Kyiv for me is a unique place, a city of ancient culture and history that spans many centuries. Or even millennia. Archaeological finds have revealed settlements twenty-thousand years old. Among the finds — mammoth tusks which were used for making tent-like huts, probably the oldest known “architectural” creations in the history of humankind. There is enough evidence to suggest that this cultural continuity has not been broken since time immemorial — and that makes Kyiv one of the oldest towns in Europe. It gives me a very special feeling to be part of that unbroken tradition.
Kyrylo STETSENKO, a violinist, composer and music producer
There are two cities in Ukraine which I consider my native places — Lviv and Kyiv. I was born in Lviv but it was in Kyiv that I matured. My first impressions of Kyiv have stayed with me throughout all my life — the city seemed to me a blessed place; I felt its special energy flowing into me; it had an inimitable aura of spirituality. For me, the words that St Andrew, one of the Apostles of Jesus Christ, is believed to have said standing on the top of one of the hills of Kyiv, “The grace of God will shine over these hills,” are of a great significance.
I regard Kyiv as a phenomenon of a planetary importance — when in Kyiv, I feel as though I were in the centre of the whole planet. If to apply Vernadsky’s idea about the noosphere (the sphere of human consciousness and mental activity in regard to its influence on the biosphere — tr.), then it must be of a great concentration in Kyiv, in recent years in particular, because of the concentration of Ukrainian intellectuals here.

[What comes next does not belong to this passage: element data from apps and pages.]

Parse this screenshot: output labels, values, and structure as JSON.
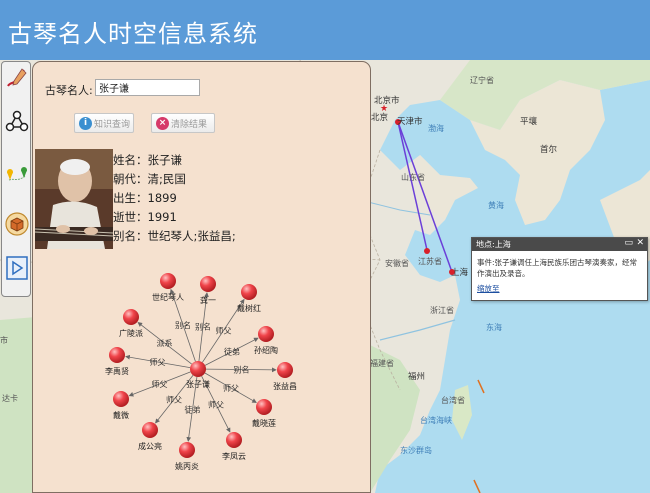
{
  "app": {
    "title": "古琴名人时空信息系统"
  },
  "toolbar": {
    "tools": [
      {
        "name": "draw-tool-icon"
      },
      {
        "name": "network-tool-icon"
      },
      {
        "name": "path-tool-icon"
      },
      {
        "name": "box-tool-icon"
      },
      {
        "name": "play-tool-icon"
      }
    ]
  },
  "search": {
    "label": "古琴名人:",
    "value": "张子谦",
    "query_button": "知识查询",
    "clear_button": "清除结果"
  },
  "person": {
    "lines": [
      "姓名：张子谦",
      "朝代：清;民国",
      "出生：1899",
      "逝世：1991",
      "别名：世纪琴人;张益昌;"
    ]
  },
  "graph": {
    "center": "张子谦",
    "nodes": [
      {
        "label": "世纪琴人",
        "edge": "别名"
      },
      {
        "label": "龚一",
        "edge": "别名"
      },
      {
        "label": "戴树红",
        "edge": "师父"
      },
      {
        "label": "广陵派",
        "edge": "派系"
      },
      {
        "label": "孙绍陶",
        "edge": "徒弟"
      },
      {
        "label": "李禹贤",
        "edge": "师父"
      },
      {
        "label": "张益昌",
        "edge": "别名"
      },
      {
        "label": "戴微",
        "edge": "师父"
      },
      {
        "label": "戴晓莲",
        "edge": "师父"
      },
      {
        "label": "成公亮",
        "edge": "师父"
      },
      {
        "label": "李凤云",
        "edge": "师父"
      },
      {
        "label": "姚丙炎",
        "edge": "徒弟"
      }
    ]
  },
  "map": {
    "labels": {
      "beijing_cn": "北京市",
      "beijing": "北京",
      "tianjin": "天津市",
      "liaoning": "辽宁省",
      "pingrang": "平壤",
      "korea": "首尔",
      "bohai": "渤海",
      "huanghai": "黄海",
      "shandong": "山东省",
      "jiangsu": "江苏省",
      "anhui": "安徽省",
      "shanghai": "上海",
      "zhejiang": "浙江省",
      "donghai": "东海",
      "taiwan": "台湾省",
      "fuzhou": "福州",
      "fujian": "福建省",
      "taiwan_strait": "台湾海峡",
      "donghai_gas": "东沙群岛",
      "henan_partial": "市",
      "jiangxi_partial": "达卡"
    }
  },
  "popup": {
    "title": "地点:上海",
    "event": "事件:张子谦调任上海民族乐团古琴演奏家，经常作演出及录音。",
    "link": "缩放至"
  }
}
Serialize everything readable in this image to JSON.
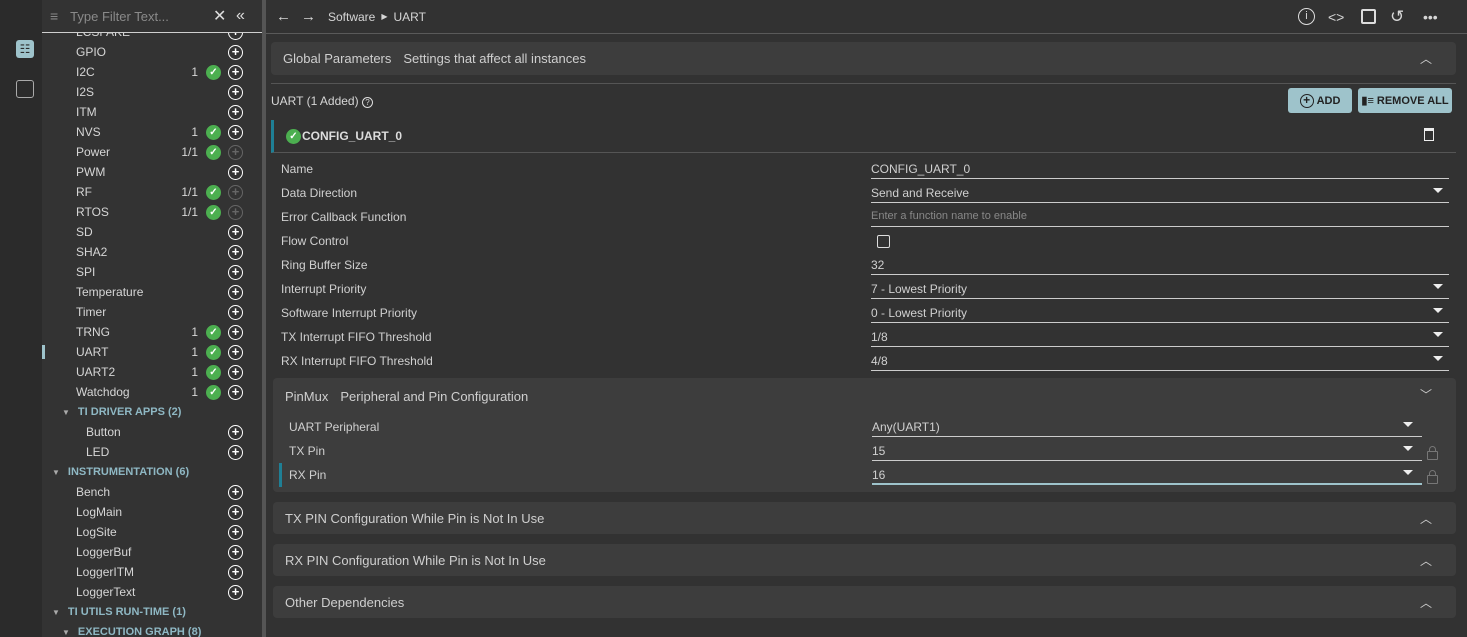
{
  "sidebar": {
    "filter_placeholder": "Type Filter Text...",
    "items": [
      {
        "label": "LCSFAKE",
        "count": "",
        "check": false,
        "add_enabled": true
      },
      {
        "label": "GPIO",
        "count": "",
        "check": false,
        "add_enabled": true
      },
      {
        "label": "I2C",
        "count": "1",
        "check": true,
        "add_enabled": true
      },
      {
        "label": "I2S",
        "count": "",
        "check": false,
        "add_enabled": true
      },
      {
        "label": "ITM",
        "count": "",
        "check": false,
        "add_enabled": true
      },
      {
        "label": "NVS",
        "count": "1",
        "check": true,
        "add_enabled": true
      },
      {
        "label": "Power",
        "count": "1/1",
        "check": true,
        "add_enabled": false
      },
      {
        "label": "PWM",
        "count": "",
        "check": false,
        "add_enabled": true
      },
      {
        "label": "RF",
        "count": "1/1",
        "check": true,
        "add_enabled": false
      },
      {
        "label": "RTOS",
        "count": "1/1",
        "check": true,
        "add_enabled": false
      },
      {
        "label": "SD",
        "count": "",
        "check": false,
        "add_enabled": true
      },
      {
        "label": "SHA2",
        "count": "",
        "check": false,
        "add_enabled": true
      },
      {
        "label": "SPI",
        "count": "",
        "check": false,
        "add_enabled": true
      },
      {
        "label": "Temperature",
        "count": "",
        "check": false,
        "add_enabled": true
      },
      {
        "label": "Timer",
        "count": "",
        "check": false,
        "add_enabled": true
      },
      {
        "label": "TRNG",
        "count": "1",
        "check": true,
        "add_enabled": true
      },
      {
        "label": "UART",
        "count": "1",
        "check": true,
        "add_enabled": true,
        "selected": true
      },
      {
        "label": "UART2",
        "count": "1",
        "check": true,
        "add_enabled": true
      },
      {
        "label": "Watchdog",
        "count": "1",
        "check": true,
        "add_enabled": true
      }
    ],
    "groups": [
      {
        "label": "TI DRIVER APPS (2)",
        "items": [
          "Button",
          "LED"
        ]
      },
      {
        "label": "INSTRUMENTATION (6)",
        "items": [
          "Bench",
          "LogMain",
          "LogSite",
          "LoggerBuf",
          "LoggerITM",
          "LoggerText"
        ]
      },
      {
        "label": "TI UTILS RUN-TIME (1)",
        "items": []
      },
      {
        "label": "EXECUTION GRAPH (8)",
        "items": []
      }
    ]
  },
  "breadcrumb": [
    "Software",
    "UART"
  ],
  "global": {
    "title": "Global Parameters",
    "subtitle": "Settings that affect all instances"
  },
  "module": {
    "title": "UART (1 Added)",
    "add_label": "ADD",
    "remove_all_label": "REMOVE ALL",
    "instance": "CONFIG_UART_0"
  },
  "params": [
    {
      "label": "Name",
      "value": "CONFIG_UART_0",
      "type": "text"
    },
    {
      "label": "Data Direction",
      "value": "Send and Receive",
      "type": "select"
    },
    {
      "label": "Error Callback Function",
      "value": "",
      "placeholder": "Enter a function name to enable",
      "type": "text"
    },
    {
      "label": "Flow Control",
      "value": false,
      "type": "checkbox"
    },
    {
      "label": "Ring Buffer Size",
      "value": "32",
      "type": "text"
    },
    {
      "label": "Interrupt Priority",
      "value": "7 - Lowest Priority",
      "type": "select"
    },
    {
      "label": "Software Interrupt Priority",
      "value": "0 - Lowest Priority",
      "type": "select"
    },
    {
      "label": "TX Interrupt FIFO Threshold",
      "value": "1/8",
      "type": "select"
    },
    {
      "label": "RX Interrupt FIFO Threshold",
      "value": "4/8",
      "type": "select"
    }
  ],
  "pinmux": {
    "title": "PinMux",
    "subtitle": "Peripheral and Pin Configuration",
    "rows": [
      {
        "label": "UART Peripheral",
        "value": "Any(UART1)",
        "lock": false
      },
      {
        "label": "TX Pin",
        "value": "15",
        "lock": true
      },
      {
        "label": "RX Pin",
        "value": "16",
        "lock": true,
        "focused": true
      }
    ]
  },
  "sections": [
    "TX PIN Configuration While Pin is Not In Use",
    "RX PIN Configuration While Pin is Not In Use",
    "Other Dependencies"
  ],
  "colors": {
    "accent": "#9ec3cb",
    "check": "#4caf50",
    "teal_marker": "#1f7f95"
  }
}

Incidentally, for the several generations of the Stetsenkos, Kyiv is a special place. My grandfather, Kyrylo Stetsenko, who was a composer, was born in the village of Kvitky in the land of Cherkashchyna, but it was in Kyiv that he realized himself as a composer, and though he often moved from place to place, he always tended to come to Kyiv. My father was born in the land of Vinnychyna, but it was in Kyiv that he gained recognition as a violinist and teacher. And for me Kyiv is a place of a special significance.
Kyiv is a symbol of Ukraine and of spirituality, of humanism, of people who live intellectually comprehensive lives, and who are part of the intelligent cosmos, in which there is a harmony between the mind and the spirit.
Serhiy ZHADAN, a poet
I was born in the region of Ukraine called Donbas. I live in Kharkiv, the city I love. I visit Kyiv once in a while. The “Hero City” (Soviet cliche — tr.) is not one of the places that I particularly like. But there are quite a few people in Kyiv — mostly those who were not born in Kyiv — whom I dearly love. Well, I love some of those who were born in Kyiv too. There are several places in Kyiv that I like — mostly in those sections of town which are situated closer to the suburbs, the housing developments of the nineteen fifties, where there is enough open space — both on the ground and in the sky. At the same time, there are many places (mostly in the centre) which evoke in me nothing but resentment; it gets elevated to the level of rancor when I think of some of the people who live or have offices there, in Bankova Street in particular (where the presidential administration occupies the building that once belonged to the communist party headquarters — tr.). In other words, Kyiv is the pla ce where “joy embraces sorrow.”
On a more serious note, honestly and frankly, I like the Kyiv railroad station, in particular I like listening to the female voices announcing the departure of trains in Polish and in German, in faulty accents.